The AGs take the position that claims relating to environmental practices are potentially deceptive because those practices either do not maximize shareholder value or mask true value as they believe it to exist. Further, considering social issues in financial products run afoul of state laws prohibiting the state from doing business with entities which are perceived as anti-Israel through actions relating to BDS conduct.
Most recently, the AGs of Arizona and Nebraska have spearheaded a joint letter that listed financial companies which have or will face disqualification from certain state business for their alleged boycott of energy companies. That letter was joined by the AGs of Alabama, Arkansas, Georgia, Idaho, Indiana, Kansas, Kentucky, Louisiana, Mississippi, Missouri, Montana, Ohio, Oklahoma, South Carolina, Texas, Utah, Virginia, and West Virginia. The AG of Missouri has also announced the issuance of a Civil Investigative Demand (CID or administrative subpoena) (joined by 19 other state AGs) to at least one ESG ratings entity, seeking non-public documents underlying its ratings, including an internal report issued by its attorneys. While the CID itself is non-public, the Missouri AG has included a list of the document requests in his press release.

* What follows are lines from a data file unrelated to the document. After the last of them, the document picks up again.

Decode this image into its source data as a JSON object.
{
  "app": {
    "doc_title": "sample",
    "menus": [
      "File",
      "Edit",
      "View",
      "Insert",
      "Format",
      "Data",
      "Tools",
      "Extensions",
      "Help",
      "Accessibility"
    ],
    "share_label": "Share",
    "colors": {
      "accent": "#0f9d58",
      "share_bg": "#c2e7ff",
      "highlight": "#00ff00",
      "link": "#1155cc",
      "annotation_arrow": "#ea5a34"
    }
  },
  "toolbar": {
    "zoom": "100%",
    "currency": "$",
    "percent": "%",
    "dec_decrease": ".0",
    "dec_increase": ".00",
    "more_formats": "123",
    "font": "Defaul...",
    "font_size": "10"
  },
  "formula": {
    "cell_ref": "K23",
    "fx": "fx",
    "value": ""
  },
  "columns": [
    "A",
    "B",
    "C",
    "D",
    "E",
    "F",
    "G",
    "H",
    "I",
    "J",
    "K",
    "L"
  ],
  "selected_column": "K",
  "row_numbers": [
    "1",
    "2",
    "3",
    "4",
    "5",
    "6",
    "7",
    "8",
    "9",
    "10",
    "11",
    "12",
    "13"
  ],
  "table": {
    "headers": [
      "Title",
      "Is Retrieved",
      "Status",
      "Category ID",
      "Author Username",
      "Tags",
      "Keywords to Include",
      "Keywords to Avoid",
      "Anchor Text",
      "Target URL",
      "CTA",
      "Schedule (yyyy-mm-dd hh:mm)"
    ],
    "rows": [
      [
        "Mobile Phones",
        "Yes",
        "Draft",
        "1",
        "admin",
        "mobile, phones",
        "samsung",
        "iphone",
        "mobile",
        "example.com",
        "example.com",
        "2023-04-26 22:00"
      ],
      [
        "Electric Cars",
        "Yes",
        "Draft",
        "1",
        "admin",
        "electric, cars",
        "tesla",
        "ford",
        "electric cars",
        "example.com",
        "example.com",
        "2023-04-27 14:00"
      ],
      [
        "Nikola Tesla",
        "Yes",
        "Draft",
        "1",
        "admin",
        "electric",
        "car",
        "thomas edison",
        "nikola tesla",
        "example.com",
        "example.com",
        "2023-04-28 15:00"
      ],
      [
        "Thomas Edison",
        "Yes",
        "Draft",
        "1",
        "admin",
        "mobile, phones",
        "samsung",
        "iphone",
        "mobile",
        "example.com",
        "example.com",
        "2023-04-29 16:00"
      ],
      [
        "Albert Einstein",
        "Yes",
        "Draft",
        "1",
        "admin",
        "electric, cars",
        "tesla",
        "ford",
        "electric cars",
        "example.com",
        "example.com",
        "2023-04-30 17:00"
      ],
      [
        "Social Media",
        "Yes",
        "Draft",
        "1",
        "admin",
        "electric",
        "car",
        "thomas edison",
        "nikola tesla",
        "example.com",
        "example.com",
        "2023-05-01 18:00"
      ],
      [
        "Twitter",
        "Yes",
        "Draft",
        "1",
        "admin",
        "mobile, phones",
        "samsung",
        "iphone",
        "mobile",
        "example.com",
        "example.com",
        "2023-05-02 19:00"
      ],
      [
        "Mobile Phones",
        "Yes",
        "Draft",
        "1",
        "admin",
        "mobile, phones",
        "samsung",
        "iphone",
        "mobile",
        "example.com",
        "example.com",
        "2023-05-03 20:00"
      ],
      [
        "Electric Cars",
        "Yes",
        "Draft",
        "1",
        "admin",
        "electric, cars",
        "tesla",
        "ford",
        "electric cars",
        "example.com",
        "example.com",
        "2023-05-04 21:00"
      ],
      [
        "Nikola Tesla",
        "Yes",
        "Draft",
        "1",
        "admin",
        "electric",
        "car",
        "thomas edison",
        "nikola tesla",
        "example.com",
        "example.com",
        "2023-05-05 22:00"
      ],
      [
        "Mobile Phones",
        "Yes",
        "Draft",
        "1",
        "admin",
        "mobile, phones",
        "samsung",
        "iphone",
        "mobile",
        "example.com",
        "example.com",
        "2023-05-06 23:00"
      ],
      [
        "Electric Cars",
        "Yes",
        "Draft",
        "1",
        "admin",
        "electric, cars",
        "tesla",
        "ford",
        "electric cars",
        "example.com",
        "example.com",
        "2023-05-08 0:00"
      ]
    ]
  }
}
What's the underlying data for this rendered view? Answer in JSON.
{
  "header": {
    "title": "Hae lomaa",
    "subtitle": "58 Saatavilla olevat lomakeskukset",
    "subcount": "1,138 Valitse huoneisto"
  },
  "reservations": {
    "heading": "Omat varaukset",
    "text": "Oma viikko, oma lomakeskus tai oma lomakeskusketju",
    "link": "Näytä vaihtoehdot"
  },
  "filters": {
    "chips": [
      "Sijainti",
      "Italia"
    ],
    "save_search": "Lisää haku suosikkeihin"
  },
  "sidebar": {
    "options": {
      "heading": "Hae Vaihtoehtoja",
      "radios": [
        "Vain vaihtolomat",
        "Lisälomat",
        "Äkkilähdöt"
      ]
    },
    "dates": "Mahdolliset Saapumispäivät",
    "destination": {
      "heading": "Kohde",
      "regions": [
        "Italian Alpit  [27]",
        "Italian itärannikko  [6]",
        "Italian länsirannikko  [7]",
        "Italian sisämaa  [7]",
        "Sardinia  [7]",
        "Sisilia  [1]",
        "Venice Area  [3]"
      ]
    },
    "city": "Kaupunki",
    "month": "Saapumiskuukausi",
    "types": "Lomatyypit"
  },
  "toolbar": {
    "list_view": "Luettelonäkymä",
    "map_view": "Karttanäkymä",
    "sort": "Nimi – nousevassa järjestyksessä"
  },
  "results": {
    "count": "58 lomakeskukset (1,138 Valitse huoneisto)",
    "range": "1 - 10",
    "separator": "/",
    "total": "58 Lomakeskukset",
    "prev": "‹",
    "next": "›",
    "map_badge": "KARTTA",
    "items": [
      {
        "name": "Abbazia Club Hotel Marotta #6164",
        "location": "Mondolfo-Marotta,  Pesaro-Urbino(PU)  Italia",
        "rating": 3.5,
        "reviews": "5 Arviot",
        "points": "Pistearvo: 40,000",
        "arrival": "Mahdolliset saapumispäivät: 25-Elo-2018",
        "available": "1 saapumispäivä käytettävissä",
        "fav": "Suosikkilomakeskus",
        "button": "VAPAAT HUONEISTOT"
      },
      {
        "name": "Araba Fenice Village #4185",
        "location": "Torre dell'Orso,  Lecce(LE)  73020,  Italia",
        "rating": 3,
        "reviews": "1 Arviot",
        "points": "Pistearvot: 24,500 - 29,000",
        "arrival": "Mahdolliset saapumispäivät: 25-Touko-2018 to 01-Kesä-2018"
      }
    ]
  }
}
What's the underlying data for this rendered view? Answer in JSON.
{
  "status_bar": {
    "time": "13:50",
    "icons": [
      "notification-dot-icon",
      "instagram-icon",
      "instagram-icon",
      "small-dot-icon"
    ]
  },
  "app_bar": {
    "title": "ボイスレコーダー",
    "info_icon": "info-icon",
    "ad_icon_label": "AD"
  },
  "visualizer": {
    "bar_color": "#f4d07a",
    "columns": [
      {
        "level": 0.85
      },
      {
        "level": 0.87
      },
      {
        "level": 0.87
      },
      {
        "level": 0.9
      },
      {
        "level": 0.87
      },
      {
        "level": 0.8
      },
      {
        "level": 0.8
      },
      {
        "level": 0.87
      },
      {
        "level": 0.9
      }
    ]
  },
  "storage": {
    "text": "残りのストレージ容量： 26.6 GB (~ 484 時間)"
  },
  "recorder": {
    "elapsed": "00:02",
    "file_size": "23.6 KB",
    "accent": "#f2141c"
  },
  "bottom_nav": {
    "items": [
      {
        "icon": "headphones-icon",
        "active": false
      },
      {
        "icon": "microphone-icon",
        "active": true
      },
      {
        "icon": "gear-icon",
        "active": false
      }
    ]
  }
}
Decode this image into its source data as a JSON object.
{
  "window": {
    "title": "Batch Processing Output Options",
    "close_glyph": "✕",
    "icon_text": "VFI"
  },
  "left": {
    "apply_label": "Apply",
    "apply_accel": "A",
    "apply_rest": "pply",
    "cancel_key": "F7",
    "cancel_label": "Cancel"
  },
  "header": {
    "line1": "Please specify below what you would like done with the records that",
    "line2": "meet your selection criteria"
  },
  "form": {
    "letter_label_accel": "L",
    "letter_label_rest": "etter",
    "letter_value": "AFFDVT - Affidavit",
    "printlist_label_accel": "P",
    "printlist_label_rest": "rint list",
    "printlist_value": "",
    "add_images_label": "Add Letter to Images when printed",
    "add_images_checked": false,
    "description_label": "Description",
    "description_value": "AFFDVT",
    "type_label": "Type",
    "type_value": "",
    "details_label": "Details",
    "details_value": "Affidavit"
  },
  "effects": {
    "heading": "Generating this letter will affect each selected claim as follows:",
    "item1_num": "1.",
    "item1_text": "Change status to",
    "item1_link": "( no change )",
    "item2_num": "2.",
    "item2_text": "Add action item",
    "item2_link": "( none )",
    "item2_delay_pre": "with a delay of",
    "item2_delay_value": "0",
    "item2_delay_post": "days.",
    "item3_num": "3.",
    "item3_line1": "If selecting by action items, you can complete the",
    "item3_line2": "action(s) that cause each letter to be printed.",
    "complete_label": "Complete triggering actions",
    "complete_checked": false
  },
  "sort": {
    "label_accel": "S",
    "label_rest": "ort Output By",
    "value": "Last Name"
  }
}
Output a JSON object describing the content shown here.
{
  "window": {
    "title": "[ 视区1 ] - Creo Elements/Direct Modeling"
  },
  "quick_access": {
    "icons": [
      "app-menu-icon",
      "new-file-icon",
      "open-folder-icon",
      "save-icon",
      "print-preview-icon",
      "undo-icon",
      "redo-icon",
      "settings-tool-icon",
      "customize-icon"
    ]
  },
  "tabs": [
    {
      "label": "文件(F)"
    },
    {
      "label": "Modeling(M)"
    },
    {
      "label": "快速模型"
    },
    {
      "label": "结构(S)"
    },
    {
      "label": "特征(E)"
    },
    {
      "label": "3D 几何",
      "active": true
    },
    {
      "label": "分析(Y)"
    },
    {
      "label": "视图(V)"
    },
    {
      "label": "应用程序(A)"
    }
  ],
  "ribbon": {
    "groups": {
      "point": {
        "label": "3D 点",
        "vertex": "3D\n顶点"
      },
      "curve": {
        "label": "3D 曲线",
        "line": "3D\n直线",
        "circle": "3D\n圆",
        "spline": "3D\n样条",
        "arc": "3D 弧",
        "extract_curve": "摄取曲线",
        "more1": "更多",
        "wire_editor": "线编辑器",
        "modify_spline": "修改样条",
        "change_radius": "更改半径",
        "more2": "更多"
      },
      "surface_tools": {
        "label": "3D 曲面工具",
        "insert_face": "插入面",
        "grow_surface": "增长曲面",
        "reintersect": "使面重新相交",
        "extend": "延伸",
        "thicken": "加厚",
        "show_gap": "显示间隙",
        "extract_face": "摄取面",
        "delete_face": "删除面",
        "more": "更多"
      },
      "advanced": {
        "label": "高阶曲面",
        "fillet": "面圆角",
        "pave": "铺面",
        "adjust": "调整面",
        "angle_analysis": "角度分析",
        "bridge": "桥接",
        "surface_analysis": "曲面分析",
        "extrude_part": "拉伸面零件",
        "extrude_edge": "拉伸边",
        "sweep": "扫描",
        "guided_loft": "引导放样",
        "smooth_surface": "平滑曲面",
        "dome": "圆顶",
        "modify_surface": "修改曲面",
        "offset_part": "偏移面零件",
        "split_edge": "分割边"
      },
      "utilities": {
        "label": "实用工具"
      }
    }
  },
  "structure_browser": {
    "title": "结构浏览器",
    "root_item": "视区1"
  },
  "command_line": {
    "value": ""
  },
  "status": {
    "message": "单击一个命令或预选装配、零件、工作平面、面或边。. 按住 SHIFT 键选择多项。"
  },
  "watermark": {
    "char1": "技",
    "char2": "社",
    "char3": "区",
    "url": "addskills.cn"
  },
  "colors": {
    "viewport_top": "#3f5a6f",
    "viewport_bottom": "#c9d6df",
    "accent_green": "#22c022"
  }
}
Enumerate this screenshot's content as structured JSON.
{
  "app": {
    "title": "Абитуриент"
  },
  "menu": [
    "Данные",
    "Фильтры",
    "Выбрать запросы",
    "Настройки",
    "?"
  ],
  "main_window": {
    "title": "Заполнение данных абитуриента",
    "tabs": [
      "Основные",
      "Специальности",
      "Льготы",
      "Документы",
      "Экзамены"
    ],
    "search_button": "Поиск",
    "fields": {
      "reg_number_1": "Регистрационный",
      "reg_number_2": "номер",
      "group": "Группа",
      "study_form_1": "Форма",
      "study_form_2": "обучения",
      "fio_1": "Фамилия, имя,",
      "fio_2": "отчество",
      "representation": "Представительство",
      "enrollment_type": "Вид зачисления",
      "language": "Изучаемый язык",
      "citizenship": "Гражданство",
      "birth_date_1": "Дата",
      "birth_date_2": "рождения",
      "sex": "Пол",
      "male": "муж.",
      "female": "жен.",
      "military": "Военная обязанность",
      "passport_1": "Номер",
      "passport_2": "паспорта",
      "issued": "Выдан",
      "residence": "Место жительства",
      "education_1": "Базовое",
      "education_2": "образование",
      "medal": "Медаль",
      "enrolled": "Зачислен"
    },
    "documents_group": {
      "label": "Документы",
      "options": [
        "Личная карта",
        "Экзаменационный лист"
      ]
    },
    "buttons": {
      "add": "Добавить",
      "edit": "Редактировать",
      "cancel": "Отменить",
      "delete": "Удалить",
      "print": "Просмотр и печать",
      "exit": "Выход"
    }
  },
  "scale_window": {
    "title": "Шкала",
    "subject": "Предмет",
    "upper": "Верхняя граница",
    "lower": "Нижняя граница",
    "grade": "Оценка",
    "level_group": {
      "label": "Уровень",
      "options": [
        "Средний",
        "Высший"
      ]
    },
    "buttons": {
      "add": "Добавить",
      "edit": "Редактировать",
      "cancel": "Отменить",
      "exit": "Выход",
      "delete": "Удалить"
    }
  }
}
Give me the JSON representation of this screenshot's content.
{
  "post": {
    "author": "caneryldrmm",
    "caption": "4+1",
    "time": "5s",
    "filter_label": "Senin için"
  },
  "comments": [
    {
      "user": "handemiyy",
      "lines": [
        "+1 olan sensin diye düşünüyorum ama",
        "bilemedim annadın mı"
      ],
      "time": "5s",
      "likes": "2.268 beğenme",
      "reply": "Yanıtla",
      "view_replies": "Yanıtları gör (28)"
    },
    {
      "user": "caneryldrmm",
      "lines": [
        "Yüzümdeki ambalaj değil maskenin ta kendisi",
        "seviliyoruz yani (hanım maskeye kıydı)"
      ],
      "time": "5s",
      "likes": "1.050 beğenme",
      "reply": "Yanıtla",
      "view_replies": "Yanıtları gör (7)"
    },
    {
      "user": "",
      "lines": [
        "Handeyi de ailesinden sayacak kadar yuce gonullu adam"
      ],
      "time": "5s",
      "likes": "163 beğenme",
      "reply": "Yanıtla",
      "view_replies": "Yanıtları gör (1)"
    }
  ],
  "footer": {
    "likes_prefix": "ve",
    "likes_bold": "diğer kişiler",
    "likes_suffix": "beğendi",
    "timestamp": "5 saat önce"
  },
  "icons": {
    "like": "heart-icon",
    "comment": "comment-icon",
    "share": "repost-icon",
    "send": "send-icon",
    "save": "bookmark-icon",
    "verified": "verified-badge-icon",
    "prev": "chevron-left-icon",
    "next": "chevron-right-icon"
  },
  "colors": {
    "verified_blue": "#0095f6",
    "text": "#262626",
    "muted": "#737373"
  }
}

Interestingly, the Texas AG has released what appears to be a copy of the Missouri CID as part of a press announcement in which he states, “The ESG movement is the latest tool that woke corporations are using to push a radical and left-leaning social agenda into every corner of American life.”
While the rhetoric and timing accompanying these actions suggests a political motivation, the state statutes pursuant to which these actions are being threatened are real and enforceable and could lead to enforcement actions. Because of the possible underlying political motivations, the ordinary first phases of otherwise non-public investigations may take place in the harsh light of media attention. Accordingly, it is prudent to develop a uniquely tailored legal strategy which combines public relations, communications, and government affairs in an era of the 24-hour news cycle and at a time when the lines between law and politics are blurring.